Required work. Output all of the data exactly as it appears, but leave out any pictures it contains.

Items listed in a dataset.
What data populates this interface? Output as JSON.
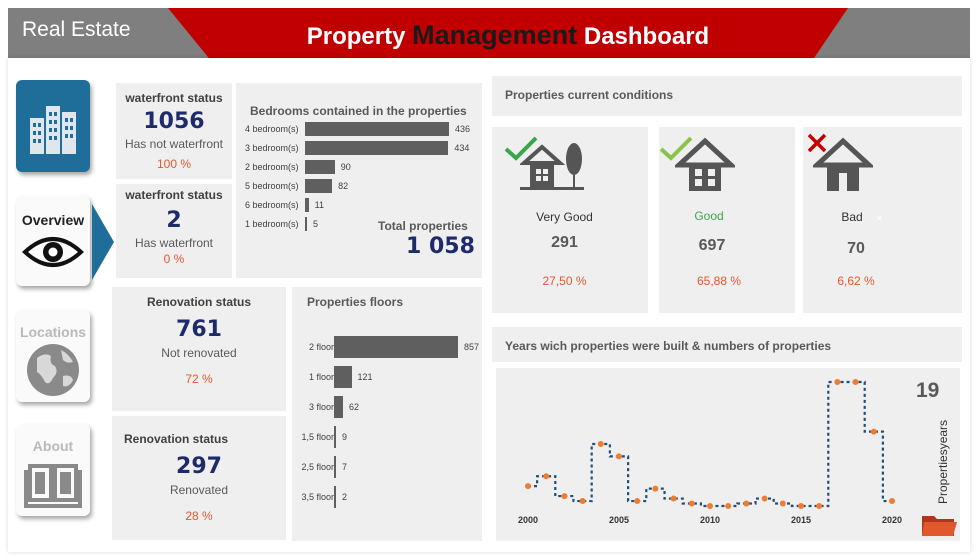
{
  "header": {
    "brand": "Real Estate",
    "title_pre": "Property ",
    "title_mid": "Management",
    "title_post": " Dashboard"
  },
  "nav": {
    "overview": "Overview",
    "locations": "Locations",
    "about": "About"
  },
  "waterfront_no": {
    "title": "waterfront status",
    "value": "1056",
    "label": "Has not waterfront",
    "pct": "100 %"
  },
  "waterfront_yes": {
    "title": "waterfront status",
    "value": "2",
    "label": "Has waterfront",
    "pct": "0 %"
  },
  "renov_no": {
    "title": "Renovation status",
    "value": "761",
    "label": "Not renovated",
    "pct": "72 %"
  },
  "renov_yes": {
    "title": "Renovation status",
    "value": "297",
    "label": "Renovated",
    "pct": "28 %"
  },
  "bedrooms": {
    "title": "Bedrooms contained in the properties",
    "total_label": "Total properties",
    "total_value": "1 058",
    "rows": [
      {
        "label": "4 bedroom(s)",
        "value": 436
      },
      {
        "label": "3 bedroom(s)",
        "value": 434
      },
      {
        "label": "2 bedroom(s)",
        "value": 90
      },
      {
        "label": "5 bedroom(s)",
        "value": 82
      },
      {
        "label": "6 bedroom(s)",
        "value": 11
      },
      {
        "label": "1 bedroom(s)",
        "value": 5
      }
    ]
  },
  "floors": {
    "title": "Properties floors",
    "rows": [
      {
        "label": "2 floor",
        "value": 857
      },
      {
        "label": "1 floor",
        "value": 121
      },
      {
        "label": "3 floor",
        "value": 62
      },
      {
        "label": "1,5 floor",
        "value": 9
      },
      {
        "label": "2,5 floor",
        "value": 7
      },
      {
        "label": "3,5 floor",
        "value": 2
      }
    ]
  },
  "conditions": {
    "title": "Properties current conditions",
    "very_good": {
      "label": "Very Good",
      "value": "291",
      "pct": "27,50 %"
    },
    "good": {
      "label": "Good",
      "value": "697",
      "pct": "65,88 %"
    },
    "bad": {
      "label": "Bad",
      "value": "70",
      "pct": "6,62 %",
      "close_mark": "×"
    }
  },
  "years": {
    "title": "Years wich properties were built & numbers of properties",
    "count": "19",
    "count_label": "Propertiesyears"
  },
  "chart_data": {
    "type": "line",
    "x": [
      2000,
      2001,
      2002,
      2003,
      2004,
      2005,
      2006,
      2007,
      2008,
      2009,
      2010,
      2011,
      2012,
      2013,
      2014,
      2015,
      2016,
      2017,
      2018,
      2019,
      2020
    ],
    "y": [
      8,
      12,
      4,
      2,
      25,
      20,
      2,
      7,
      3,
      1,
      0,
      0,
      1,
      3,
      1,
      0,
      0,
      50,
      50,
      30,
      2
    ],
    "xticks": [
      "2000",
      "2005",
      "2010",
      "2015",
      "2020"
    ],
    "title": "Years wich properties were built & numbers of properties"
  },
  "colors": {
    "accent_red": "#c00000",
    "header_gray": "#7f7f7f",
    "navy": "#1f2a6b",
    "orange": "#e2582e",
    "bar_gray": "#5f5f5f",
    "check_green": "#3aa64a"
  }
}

Your response.
What data populates this interface? Output as JSON.
{
  "header": {
    "brand": "Real Estate",
    "title_pre": "Property ",
    "title_mid": "Management",
    "title_post": " Dashboard"
  },
  "nav": {
    "overview": "Overview",
    "locations": "Locations",
    "about": "About"
  },
  "waterfront_no": {
    "title": "waterfront status",
    "value": "1056",
    "label": "Has not waterfront",
    "pct": "100 %"
  },
  "waterfront_yes": {
    "title": "waterfront status",
    "value": "2",
    "label": "Has waterfront",
    "pct": "0 %"
  },
  "renov_no": {
    "title": "Renovation status",
    "value": "761",
    "label": "Not renovated",
    "pct": "72 %"
  },
  "renov_yes": {
    "title": "Renovation status",
    "value": "297",
    "label": "Renovated",
    "pct": "28 %"
  },
  "bedrooms": {
    "title": "Bedrooms contained in the properties",
    "total_label": "Total properties",
    "total_value": "1 058",
    "rows": [
      {
        "label": "4 bedroom(s)",
        "value": 436
      },
      {
        "label": "3 bedroom(s)",
        "value": 434
      },
      {
        "label": "2 bedroom(s)",
        "value": 90
      },
      {
        "label": "5 bedroom(s)",
        "value": 82
      },
      {
        "label": "6 bedroom(s)",
        "value": 11
      },
      {
        "label": "1 bedroom(s)",
        "value": 5
      }
    ]
  },
  "floors": {
    "title": "Properties floors",
    "rows": [
      {
        "label": "2 floor",
        "value": 857
      },
      {
        "label": "1 floor",
        "value": 121
      },
      {
        "label": "3 floor",
        "value": 62
      },
      {
        "label": "1,5 floor",
        "value": 9
      },
      {
        "label": "2,5 floor",
        "value": 7
      },
      {
        "label": "3,5 floor",
        "value": 2
      }
    ]
  },
  "conditions": {
    "title": "Properties current conditions",
    "very_good": {
      "label": "Very Good",
      "value": "291",
      "pct": "27,50 %"
    },
    "good": {
      "label": "Good",
      "value": "697",
      "pct": "65,88 %"
    },
    "bad": {
      "label": "Bad",
      "value": "70",
      "pct": "6,62 %",
      "close_mark": "×"
    }
  },
  "years": {
    "title": "Years wich properties were built & numbers of properties",
    "count": "19",
    "count_label": "Propertiesyears"
  },
  "chart_data": {
    "type": "line",
    "x": [
      2000,
      2001,
      2002,
      2003,
      2004,
      2005,
      2006,
      2007,
      2008,
      2009,
      2010,
      2011,
      2012,
      2013,
      2014,
      2015,
      2016,
      2017,
      2018,
      2019,
      2020
    ],
    "y": [
      8,
      12,
      4,
      2,
      25,
      20,
      2,
      7,
      3,
      1,
      0,
      0,
      1,
      3,
      1,
      0,
      0,
      50,
      50,
      30,
      2
    ],
    "xticks": [
      "2000",
      "2005",
      "2010",
      "2015",
      "2020"
    ],
    "title": "Years wich properties were built & numbers of properties"
  },
  "colors": {
    "accent_red": "#c00000",
    "header_gray": "#7f7f7f",
    "navy": "#1f2a6b",
    "orange": "#e2582e",
    "bar_gray": "#5f5f5f",
    "check_green": "#3aa64a"
  }
}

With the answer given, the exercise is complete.